Successful long-term learning happens after sleeping on the new material from the University of London.

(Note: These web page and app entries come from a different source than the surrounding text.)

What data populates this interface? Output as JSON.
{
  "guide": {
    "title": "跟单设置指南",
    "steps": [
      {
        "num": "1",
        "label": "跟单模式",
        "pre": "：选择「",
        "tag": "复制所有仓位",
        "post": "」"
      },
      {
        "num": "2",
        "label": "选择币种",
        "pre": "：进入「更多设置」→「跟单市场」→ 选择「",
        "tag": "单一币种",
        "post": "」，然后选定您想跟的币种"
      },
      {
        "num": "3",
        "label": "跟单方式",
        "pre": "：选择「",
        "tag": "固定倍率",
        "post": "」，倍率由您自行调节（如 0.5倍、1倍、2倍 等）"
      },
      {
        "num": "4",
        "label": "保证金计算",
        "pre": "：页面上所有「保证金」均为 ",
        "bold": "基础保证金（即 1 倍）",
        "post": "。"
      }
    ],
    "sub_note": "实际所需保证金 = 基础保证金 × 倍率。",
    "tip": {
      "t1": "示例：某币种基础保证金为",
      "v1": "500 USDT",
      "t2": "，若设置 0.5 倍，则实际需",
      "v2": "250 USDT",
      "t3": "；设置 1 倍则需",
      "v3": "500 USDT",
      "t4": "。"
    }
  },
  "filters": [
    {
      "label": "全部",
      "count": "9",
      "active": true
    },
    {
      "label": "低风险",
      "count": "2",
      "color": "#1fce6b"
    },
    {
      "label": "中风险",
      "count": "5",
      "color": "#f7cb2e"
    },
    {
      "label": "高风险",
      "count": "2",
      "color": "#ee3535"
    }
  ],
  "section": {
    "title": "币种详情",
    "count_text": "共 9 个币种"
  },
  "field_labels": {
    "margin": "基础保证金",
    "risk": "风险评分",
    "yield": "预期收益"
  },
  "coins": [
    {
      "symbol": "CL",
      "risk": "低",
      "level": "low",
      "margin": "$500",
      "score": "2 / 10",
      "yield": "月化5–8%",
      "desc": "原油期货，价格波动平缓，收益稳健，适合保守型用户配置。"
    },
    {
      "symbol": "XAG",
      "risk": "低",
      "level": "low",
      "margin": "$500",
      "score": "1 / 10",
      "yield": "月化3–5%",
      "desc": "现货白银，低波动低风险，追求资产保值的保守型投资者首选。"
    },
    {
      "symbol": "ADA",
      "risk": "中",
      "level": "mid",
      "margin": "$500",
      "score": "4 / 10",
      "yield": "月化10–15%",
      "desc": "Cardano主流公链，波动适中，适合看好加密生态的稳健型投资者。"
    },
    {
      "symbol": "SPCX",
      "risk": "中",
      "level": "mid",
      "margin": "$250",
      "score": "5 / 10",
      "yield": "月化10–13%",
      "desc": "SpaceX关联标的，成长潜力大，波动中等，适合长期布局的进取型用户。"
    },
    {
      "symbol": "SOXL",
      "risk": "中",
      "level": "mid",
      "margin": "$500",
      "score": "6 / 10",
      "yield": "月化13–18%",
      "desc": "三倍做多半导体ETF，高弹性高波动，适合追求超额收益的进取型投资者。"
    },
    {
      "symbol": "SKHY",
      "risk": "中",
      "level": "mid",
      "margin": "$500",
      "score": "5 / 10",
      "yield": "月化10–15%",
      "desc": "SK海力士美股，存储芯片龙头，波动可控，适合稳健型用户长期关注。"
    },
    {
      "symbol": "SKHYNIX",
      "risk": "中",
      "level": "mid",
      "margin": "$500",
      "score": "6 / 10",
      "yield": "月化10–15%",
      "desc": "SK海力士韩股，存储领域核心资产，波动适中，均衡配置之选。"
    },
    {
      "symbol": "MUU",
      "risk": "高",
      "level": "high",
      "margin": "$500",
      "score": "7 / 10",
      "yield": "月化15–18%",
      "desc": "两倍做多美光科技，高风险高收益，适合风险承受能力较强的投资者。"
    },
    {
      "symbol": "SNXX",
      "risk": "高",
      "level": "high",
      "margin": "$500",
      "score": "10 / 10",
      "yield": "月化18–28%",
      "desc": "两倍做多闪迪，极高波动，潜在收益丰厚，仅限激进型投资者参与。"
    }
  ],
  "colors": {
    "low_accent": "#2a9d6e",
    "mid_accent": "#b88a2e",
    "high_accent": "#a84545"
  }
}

Academics from the Department of Psychology at Royal Holloway taught a group of people new words from a fictional language, which unknown to them, was characterised by a rule relating the new words to one another. They found that although learners became aware of the rule within the new language shortly after being taught it, they were unable to apply it to understanding new, untrained words until after a period of rest.Kathy Rastle, Professor of Cognitive Psychology at Royal Holloway, said: “Teachers have long suspected that proper rest is critical for successful learning. Our research provides some experimental support for this notion. Participants in our experiments were able to identify the hidden rule shortly after learning. However, it was not until they were tested a week after training that participants were able to use that rule to understand a totally new word from the fictional language when it was presented in a sentence.”She added: “This result shows that the key processes that underpin long-term learning of general knowledge arise outside of the classroom, sometime after learning, and may be associated with brain processes that arise during sleep.”